Skillcrush estimates that about 25% of visual designers are self-employed. Otherwise, visual designers can work in a multitude of places, including corporations, small businesses, start-ups, studios, advertising agencies, media companies — you name it. If they have a logo and a website, they more than likely have a similar role in-house, or they outsource it. Visual designers often work in tandem with web developers, or user experience/interface designers.
A bachelor’s degree or equivalent experience is typically required — usually a degree in graphic design, art, communication, marketing or similar is preferred. Advanced proficiency with Adobe CC programs is a definite must, mostly Illustrator, Photoshop, and InDesign. Basic coding skills are a bonus but not frequently required, thank goodness, as visual designers are the go-between for the graphic designers and the UI/UX designers. You really get the best of both worlds and need to have a basic working knowledge of their roles in order to be an effective visual designer.
Skillcrush lists $87,000 as the national average salary for visual designers, but this figure isn’t dated. According to Glassdoor, the national average base pay is $74,070 with an average of $5,377 in additional compensation. Nationally, base salaries range from $42,000 to $108,000 depending on the size of the company and years of experience. In Houston, the average base salary is $59,882, which is 19% below the national average.
Some related positions include: graphic designer, web designer, UX designer, UI designer, brand manager, product designer, product manager, digital designer, art director, desktop publisher, and animator. UX/UI and graphic design are very closely related to visual design, and the three roles usually make up a team within a company, according to General Assembly. The terms “visual communication” and “visual design” are often used interchangeably.
There is definitely room for advancement in a visual design job — however, because this role is relatively new, despite my research it’s unclear to me exactly what that path looks like. Visual design is often a mid- to senior-level position. I think it would be a good stepping-stone for someone learning how to code with the goal of pursuing upper-level UX design. Art direction seems like a natural step up from visual design as well because it uses many of the same skills and requires similar knowledge while being a definite position of leadership.
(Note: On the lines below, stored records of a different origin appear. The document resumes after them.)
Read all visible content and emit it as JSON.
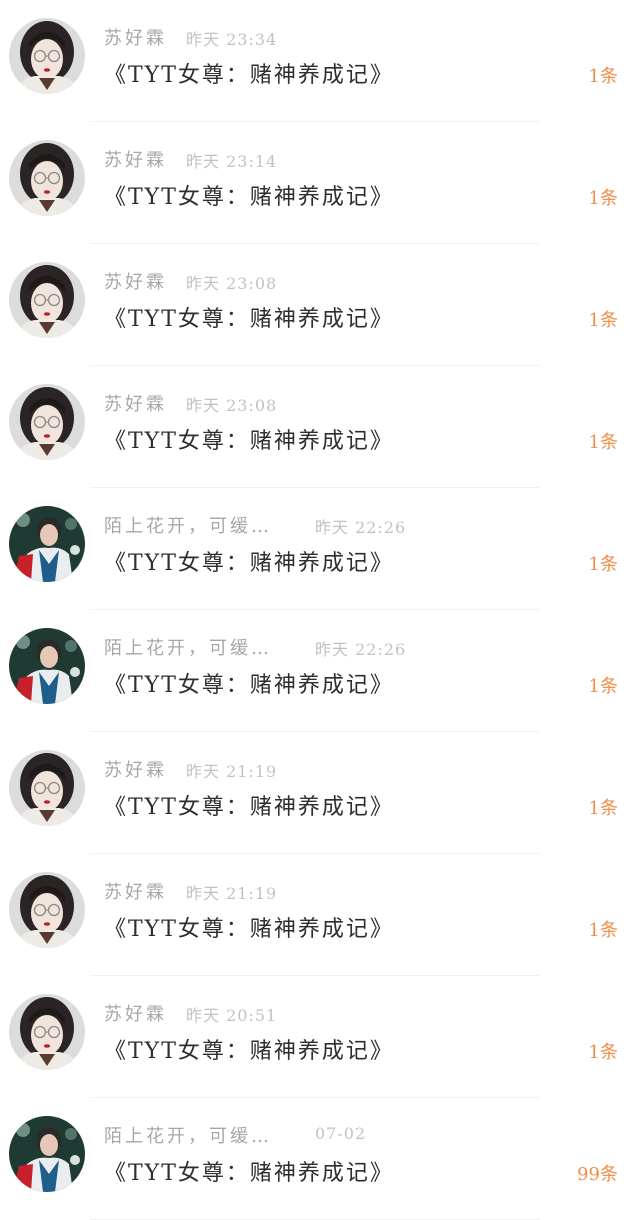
{
  "messages": [
    {
      "name": "苏好霖",
      "time": "昨天 23:34",
      "title": "《TYT女尊：赌神养成记》",
      "count": "1条",
      "avatar_icon": "girl-glasses-avatar-icon"
    },
    {
      "name": "苏好霖",
      "time": "昨天 23:14",
      "title": "《TYT女尊：赌神养成记》",
      "count": "1条",
      "avatar_icon": "girl-glasses-avatar-icon"
    },
    {
      "name": "苏好霖",
      "time": "昨天 23:08",
      "title": "《TYT女尊：赌神养成记》",
      "count": "1条",
      "avatar_icon": "girl-glasses-avatar-icon"
    },
    {
      "name": "苏好霖",
      "time": "昨天 23:08",
      "title": "《TYT女尊：赌神养成记》",
      "count": "1条",
      "avatar_icon": "girl-glasses-avatar-icon"
    },
    {
      "name": "陌上花开，可缓…",
      "time": "昨天 22:26",
      "title": "《TYT女尊：赌神养成记》",
      "count": "1条",
      "avatar_icon": "boy-jacket-avatar-icon"
    },
    {
      "name": "陌上花开，可缓…",
      "time": "昨天 22:26",
      "title": "《TYT女尊：赌神养成记》",
      "count": "1条",
      "avatar_icon": "boy-jacket-avatar-icon"
    },
    {
      "name": "苏好霖",
      "time": "昨天 21:19",
      "title": "《TYT女尊：赌神养成记》",
      "count": "1条",
      "avatar_icon": "girl-glasses-avatar-icon"
    },
    {
      "name": "苏好霖",
      "time": "昨天 21:19",
      "title": "《TYT女尊：赌神养成记》",
      "count": "1条",
      "avatar_icon": "girl-glasses-avatar-icon"
    },
    {
      "name": "苏好霖",
      "time": "昨天 20:51",
      "title": "《TYT女尊：赌神养成记》",
      "count": "1条",
      "avatar_icon": "girl-glasses-avatar-icon"
    },
    {
      "name": "陌上花开，可缓…",
      "time": "07-02",
      "title": "《TYT女尊：赌神养成记》",
      "count": "99条",
      "avatar_icon": "boy-jacket-avatar-icon"
    }
  ],
  "colors": {
    "count_accent": "#f08f4a",
    "name_gray": "#a7a7a7",
    "time_gray": "#c2c2c2",
    "title_dark": "#2e2e2e"
  }
}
According to Skillcrush, this field has an annual job growth rate of 35% — twice the national average. Skillcrush also notes that there are about 198,000 visual design jobs open in the U.S. As of March 20, a Glassdoor search yields 1,069 open visual design jobs in Texas — including listings from companies like Dell, McAfee, IBM, PayPal, and Capital One.
If visual design roles require travel, it’s likely very little. I have yet to see a job post or informational article mention travel. But I think this would depend on the size of the company, the number of offices the company has, and where your clients are located. On the other hand, this is a position that is conducive to remote work, especially as a sole proprietor. This is a job that can be performed just about anywhere.
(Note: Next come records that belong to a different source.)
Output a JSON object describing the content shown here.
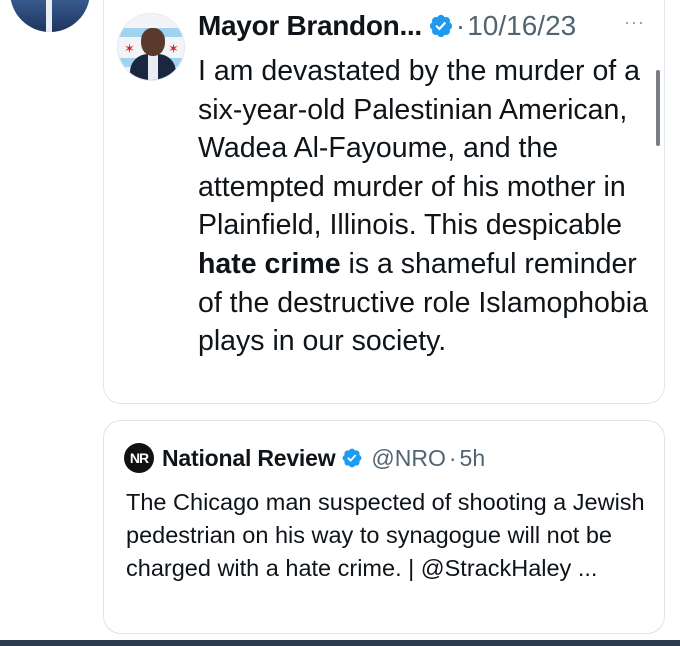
{
  "colors": {
    "verified_blue": "#1d9bf0",
    "text_primary": "#0f1419",
    "text_secondary": "#536471",
    "flag_red": "#d8232a",
    "flag_blue": "#9fd3f0"
  },
  "tweet": {
    "author_name": "Mayor Brandon...",
    "date": "10/16/23",
    "separator": "·",
    "more_icon": "···",
    "text_part1": "I am devastated by the murder of a six-year-old Palestinian American, Wadea Al-Fayoume, and the attempted murder of his mother in Plainfield, Illinois. This despicable ",
    "text_bold": "hate crime",
    "text_part2": " is a shameful reminder of the destructive role Islamophobia plays in our society."
  },
  "quote": {
    "logo_text": "NR",
    "author_name": "National Review",
    "handle": "@NRO",
    "separator": "·",
    "time": "5h",
    "text": "The Chicago man suspected of shooting a Jewish pedestrian on his way to synagogue will not be charged with a hate crime. | @StrackHaley ..."
  },
  "icons": {
    "verified": "verified-badge-icon",
    "more": "more-options-icon"
  }
}
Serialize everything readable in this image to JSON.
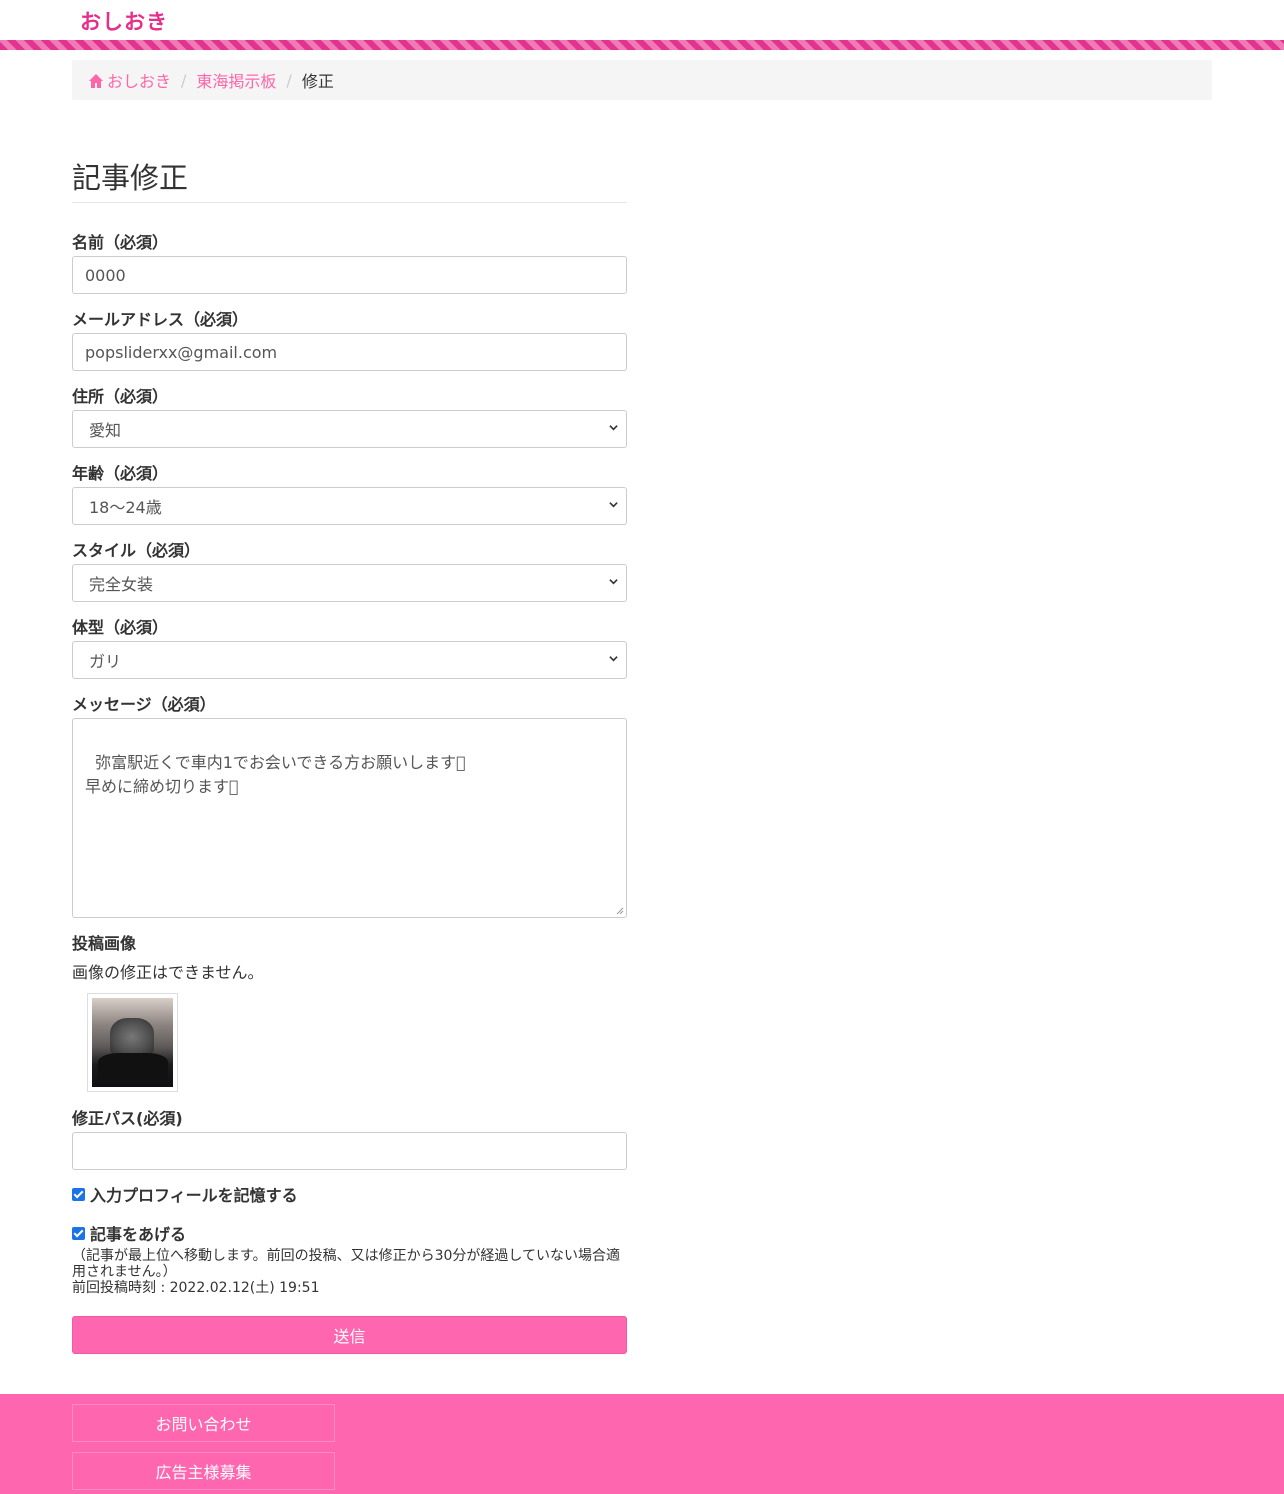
{
  "header": {
    "logo": "おしおき"
  },
  "breadcrumb": {
    "home": "おしおき",
    "board": "東海掲示板",
    "current": "修正",
    "separator": "/"
  },
  "form": {
    "title": "記事修正",
    "name": {
      "label": "名前（必須）",
      "value": "0000"
    },
    "email": {
      "label": "メールアドレス（必須）",
      "value": "popsliderxx@gmail.com"
    },
    "address": {
      "label": "住所（必須）",
      "value": "愛知"
    },
    "age": {
      "label": "年齢（必須）",
      "value": "18〜24歳"
    },
    "style": {
      "label": "スタイル（必須）",
      "value": "完全女装"
    },
    "body_type": {
      "label": "体型（必須）",
      "value": "ガリ"
    },
    "message": {
      "label": "メッセージ（必須）",
      "value": "弥富駅近くで車内1でお会いできる方お願いします\u0000\n早めに締め切ります\u0000"
    },
    "image": {
      "label": "投稿画像",
      "note": "画像の修正はできません。"
    },
    "password": {
      "label": "修正パス(必須)",
      "value": ""
    },
    "remember": {
      "label": "入力プロフィールを記憶する",
      "checked": true
    },
    "bump": {
      "label": "記事をあげる",
      "checked": true
    },
    "bump_note": "（記事が最上位へ移動します。前回の投稿、又は修正から30分が経過していない場合適用されません。）",
    "last_post": "前回投稿時刻 : 2022.02.12(土) 19:51",
    "submit_label": "送信"
  },
  "footer": {
    "contact": "お問い合わせ",
    "advertisers": "広告主様募集"
  },
  "colors": {
    "accent": "#ff66b0",
    "link": "#ff66aa",
    "logo": "#e62e8b"
  }
}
But for the self-employed visual designers, traditional benefits would not be typical unless they are essentially able to give them to their self via their own company. A freelance visual designer is usually going to be in the same boat as the rest of the freelance crowd. As for the visual designers working in-house for any kind of business, benefits are very typical. Obviously, the quality of benefits ranges widely, but while sorting through Glassdoor listings I noticed the majority of employers offered basic benefits.
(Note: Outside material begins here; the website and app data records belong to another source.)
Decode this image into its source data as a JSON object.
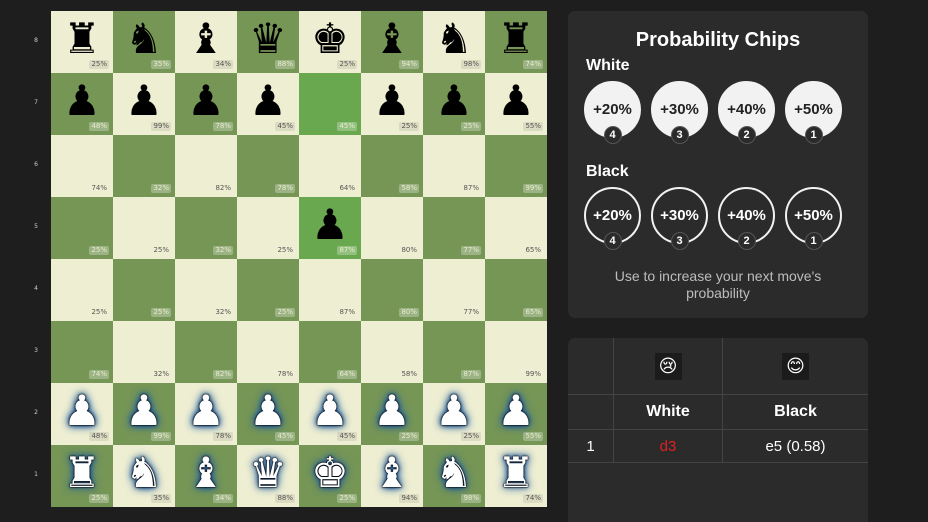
{
  "board": {
    "rank_labels": [
      "8",
      "7",
      "6",
      "5",
      "4",
      "3",
      "2",
      "1"
    ],
    "rows": [
      [
        {
          "p": "♜",
          "c": "b",
          "v": "25%"
        },
        {
          "p": "♞",
          "c": "b",
          "v": "35%"
        },
        {
          "p": "♝",
          "c": "b",
          "v": "34%"
        },
        {
          "p": "♛",
          "c": "b",
          "v": "88%"
        },
        {
          "p": "♚",
          "c": "b",
          "v": "25%"
        },
        {
          "p": "♝",
          "c": "b",
          "v": "94%"
        },
        {
          "p": "♞",
          "c": "b",
          "v": "98%"
        },
        {
          "p": "♜",
          "c": "b",
          "v": "74%"
        }
      ],
      [
        {
          "p": "♟",
          "c": "b",
          "v": "48%"
        },
        {
          "p": "♟",
          "c": "b",
          "v": "99%"
        },
        {
          "p": "♟",
          "c": "b",
          "v": "78%"
        },
        {
          "p": "♟",
          "c": "b",
          "v": "45%"
        },
        {
          "p": "",
          "c": "",
          "v": "45%",
          "hl": true
        },
        {
          "p": "♟",
          "c": "b",
          "v": "25%"
        },
        {
          "p": "♟",
          "c": "b",
          "v": "25%"
        },
        {
          "p": "♟",
          "c": "b",
          "v": "55%"
        }
      ],
      [
        {
          "p": "",
          "c": "",
          "v": "74%"
        },
        {
          "p": "",
          "c": "",
          "v": "32%"
        },
        {
          "p": "",
          "c": "",
          "v": "82%"
        },
        {
          "p": "",
          "c": "",
          "v": "78%"
        },
        {
          "p": "",
          "c": "",
          "v": "64%"
        },
        {
          "p": "",
          "c": "",
          "v": "58%"
        },
        {
          "p": "",
          "c": "",
          "v": "87%"
        },
        {
          "p": "",
          "c": "",
          "v": "99%"
        }
      ],
      [
        {
          "p": "",
          "c": "",
          "v": "25%"
        },
        {
          "p": "",
          "c": "",
          "v": "25%"
        },
        {
          "p": "",
          "c": "",
          "v": "32%"
        },
        {
          "p": "",
          "c": "",
          "v": "25%"
        },
        {
          "p": "♟",
          "c": "b",
          "v": "87%",
          "hl": true
        },
        {
          "p": "",
          "c": "",
          "v": "80%"
        },
        {
          "p": "",
          "c": "",
          "v": "77%"
        },
        {
          "p": "",
          "c": "",
          "v": "65%"
        }
      ],
      [
        {
          "p": "",
          "c": "",
          "v": "25%"
        },
        {
          "p": "",
          "c": "",
          "v": "25%"
        },
        {
          "p": "",
          "c": "",
          "v": "32%"
        },
        {
          "p": "",
          "c": "",
          "v": "25%"
        },
        {
          "p": "",
          "c": "",
          "v": "87%"
        },
        {
          "p": "",
          "c": "",
          "v": "80%"
        },
        {
          "p": "",
          "c": "",
          "v": "77%"
        },
        {
          "p": "",
          "c": "",
          "v": "65%"
        }
      ],
      [
        {
          "p": "",
          "c": "",
          "v": "74%"
        },
        {
          "p": "",
          "c": "",
          "v": "32%"
        },
        {
          "p": "",
          "c": "",
          "v": "82%"
        },
        {
          "p": "",
          "c": "",
          "v": "78%"
        },
        {
          "p": "",
          "c": "",
          "v": "64%"
        },
        {
          "p": "",
          "c": "",
          "v": "58%"
        },
        {
          "p": "",
          "c": "",
          "v": "87%"
        },
        {
          "p": "",
          "c": "",
          "v": "99%"
        }
      ],
      [
        {
          "p": "♟",
          "c": "w",
          "v": "48%"
        },
        {
          "p": "♟",
          "c": "w",
          "v": "99%"
        },
        {
          "p": "♟",
          "c": "w",
          "v": "78%"
        },
        {
          "p": "♟",
          "c": "w",
          "v": "45%"
        },
        {
          "p": "♟",
          "c": "w",
          "v": "45%"
        },
        {
          "p": "♟",
          "c": "w",
          "v": "25%"
        },
        {
          "p": "♟",
          "c": "w",
          "v": "25%"
        },
        {
          "p": "♟",
          "c": "w",
          "v": "55%"
        }
      ],
      [
        {
          "p": "♜",
          "c": "w",
          "v": "25%"
        },
        {
          "p": "♞",
          "c": "w",
          "v": "35%"
        },
        {
          "p": "♝",
          "c": "w",
          "v": "34%"
        },
        {
          "p": "♛",
          "c": "w",
          "v": "88%"
        },
        {
          "p": "♚",
          "c": "w",
          "v": "25%"
        },
        {
          "p": "♝",
          "c": "w",
          "v": "94%"
        },
        {
          "p": "♞",
          "c": "w",
          "v": "98%"
        },
        {
          "p": "♜",
          "c": "w",
          "v": "74%"
        }
      ]
    ]
  },
  "chips": {
    "title": "Probability Chips",
    "white_label": "White",
    "black_label": "Black",
    "white": [
      {
        "label": "+20%",
        "count": "4"
      },
      {
        "label": "+30%",
        "count": "3"
      },
      {
        "label": "+40%",
        "count": "2"
      },
      {
        "label": "+50%",
        "count": "1"
      }
    ],
    "black": [
      {
        "label": "+20%",
        "count": "4"
      },
      {
        "label": "+30%",
        "count": "3"
      },
      {
        "label": "+40%",
        "count": "2"
      },
      {
        "label": "+50%",
        "count": "1"
      }
    ],
    "hint": "Use to increase your next move's probability"
  },
  "moves": {
    "white_emoji": "😢",
    "black_emoji": "😊",
    "header_white": "White",
    "header_black": "Black",
    "rows": [
      {
        "num": "1",
        "white": "d3",
        "black": "e5 (0.58)"
      }
    ],
    "colors": {
      "failed_move": "#e02020"
    }
  },
  "colors": {
    "light_square": "#eeeed2",
    "dark_square": "#769656",
    "highlight_square": "#6aa84f",
    "panel": "#2b2b2b",
    "background": "#1e1e1e"
  }
}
In a Skillcrush article, visual designer Maya Sariahmed said, “I studied Communication Design at Parsons in New York. I’ve always been a bit of a bleeding heart. Ultimately, my line of work is to communicate and clarify a message, so I need to believe in that message in order to do my job well. This has led me to working mostly in-house with non-profits.”
Sariahmed’s advice to aspiring visual designers is this: “You’re telling a story with the work that you do; make sure it’s one that you want to be heard!”